• HOW TO COMPLETE THIS TASK: All lines below containing the string "Published" are to be copied.

• App and web page records:
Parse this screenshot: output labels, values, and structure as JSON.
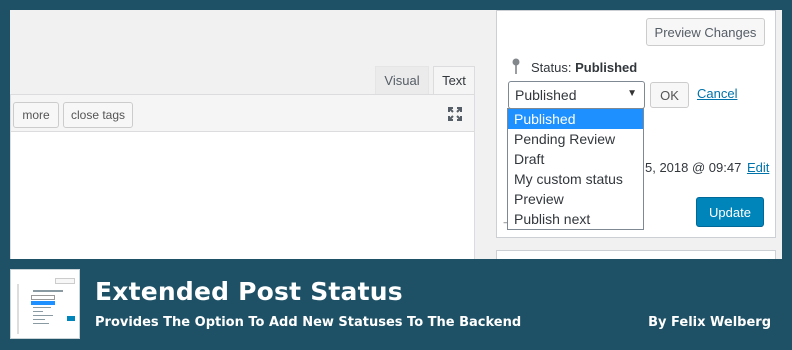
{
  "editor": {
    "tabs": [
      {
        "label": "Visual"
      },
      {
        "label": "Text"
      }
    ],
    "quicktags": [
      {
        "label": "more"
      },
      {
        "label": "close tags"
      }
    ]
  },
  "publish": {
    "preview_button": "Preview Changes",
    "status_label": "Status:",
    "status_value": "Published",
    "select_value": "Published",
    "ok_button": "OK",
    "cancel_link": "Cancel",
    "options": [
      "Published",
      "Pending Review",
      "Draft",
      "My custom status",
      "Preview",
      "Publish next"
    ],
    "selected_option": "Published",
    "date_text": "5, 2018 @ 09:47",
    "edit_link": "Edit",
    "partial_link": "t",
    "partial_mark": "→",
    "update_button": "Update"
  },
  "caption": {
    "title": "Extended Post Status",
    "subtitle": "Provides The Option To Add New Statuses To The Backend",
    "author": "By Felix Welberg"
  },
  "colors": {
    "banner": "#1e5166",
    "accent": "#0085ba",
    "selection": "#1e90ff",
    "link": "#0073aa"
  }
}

• RESULT FOR THIS EXERCISE:
    "status_value": "Published",
    "select_value": "Published",
      "Published",
    "selected_option": "Published",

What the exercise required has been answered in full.